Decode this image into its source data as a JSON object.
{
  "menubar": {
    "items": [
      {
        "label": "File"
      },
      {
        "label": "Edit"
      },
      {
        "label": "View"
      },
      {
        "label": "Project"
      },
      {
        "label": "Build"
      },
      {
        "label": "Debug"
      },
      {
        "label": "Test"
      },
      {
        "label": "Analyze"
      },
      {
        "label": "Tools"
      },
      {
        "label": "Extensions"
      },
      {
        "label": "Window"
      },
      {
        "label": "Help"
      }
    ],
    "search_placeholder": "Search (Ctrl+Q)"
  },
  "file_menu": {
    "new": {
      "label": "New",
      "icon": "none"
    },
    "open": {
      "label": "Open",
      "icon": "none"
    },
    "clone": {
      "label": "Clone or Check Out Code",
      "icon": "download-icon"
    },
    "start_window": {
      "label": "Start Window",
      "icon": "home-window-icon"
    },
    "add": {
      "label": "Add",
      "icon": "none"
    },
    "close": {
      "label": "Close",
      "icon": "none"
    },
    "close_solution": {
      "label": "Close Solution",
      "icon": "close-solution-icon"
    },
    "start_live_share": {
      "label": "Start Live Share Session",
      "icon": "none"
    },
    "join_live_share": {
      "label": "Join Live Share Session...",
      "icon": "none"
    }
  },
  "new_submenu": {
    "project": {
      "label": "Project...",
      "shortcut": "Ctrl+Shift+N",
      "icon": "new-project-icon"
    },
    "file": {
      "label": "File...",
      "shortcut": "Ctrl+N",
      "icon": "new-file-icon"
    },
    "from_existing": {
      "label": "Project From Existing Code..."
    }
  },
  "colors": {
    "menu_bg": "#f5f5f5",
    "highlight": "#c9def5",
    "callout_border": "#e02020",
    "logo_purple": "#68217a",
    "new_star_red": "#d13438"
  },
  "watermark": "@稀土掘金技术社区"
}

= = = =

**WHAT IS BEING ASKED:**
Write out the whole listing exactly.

**OUTPUT OF THE TASK:**
Decode this image into its source data as a JSON object.
{
  "menubar": {
    "items": [
      {
        "label": "File"
      },
      {
        "label": "Edit"
      },
      {
        "label": "View"
      },
      {
        "label": "Project"
      },
      {
        "label": "Build"
      },
      {
        "label": "Debug"
      },
      {
        "label": "Test"
      },
      {
        "label": "Analyze"
      },
      {
        "label": "Tools"
      },
      {
        "label": "Extensions"
      },
      {
        "label": "Window"
      },
      {
        "label": "Help"
      }
    ],
    "search_placeholder": "Search (Ctrl+Q)"
  },
  "file_menu": {
    "new": {
      "label": "New",
      "icon": "none"
    },
    "open": {
      "label": "Open",
      "icon": "none"
    },
    "clone": {
      "label": "Clone or Check Out Code",
      "icon": "download-icon"
    },
    "start_window": {
      "label": "Start Window",
      "icon": "home-window-icon"
    },
    "add": {
      "label": "Add",
      "icon": "none"
    },
    "close": {
      "label": "Close",
      "icon": "none"
    },
    "close_solution": {
      "label": "Close Solution",
      "icon": "close-solution-icon"
    },
    "start_live_share": {
      "label": "Start Live Share Session",
      "icon": "none"
    },
    "join_live_share": {
      "label": "Join Live Share Session...",
      "icon": "none"
    }
  },
  "new_submenu": {
    "project": {
      "label": "Project...",
      "shortcut": "Ctrl+Shift+N",
      "icon": "new-project-icon"
    },
    "file": {
      "label": "File...",
      "shortcut": "Ctrl+N",
      "icon": "new-file-icon"
    },
    "from_existing": {
      "label": "Project From Existing Code..."
    }
  },
  "colors": {
    "menu_bg": "#f5f5f5",
    "highlight": "#c9def5",
    "callout_border": "#e02020",
    "logo_purple": "#68217a",
    "new_star_red": "#d13438"
  },
  "watermark": "@稀土掘金技术社区"
}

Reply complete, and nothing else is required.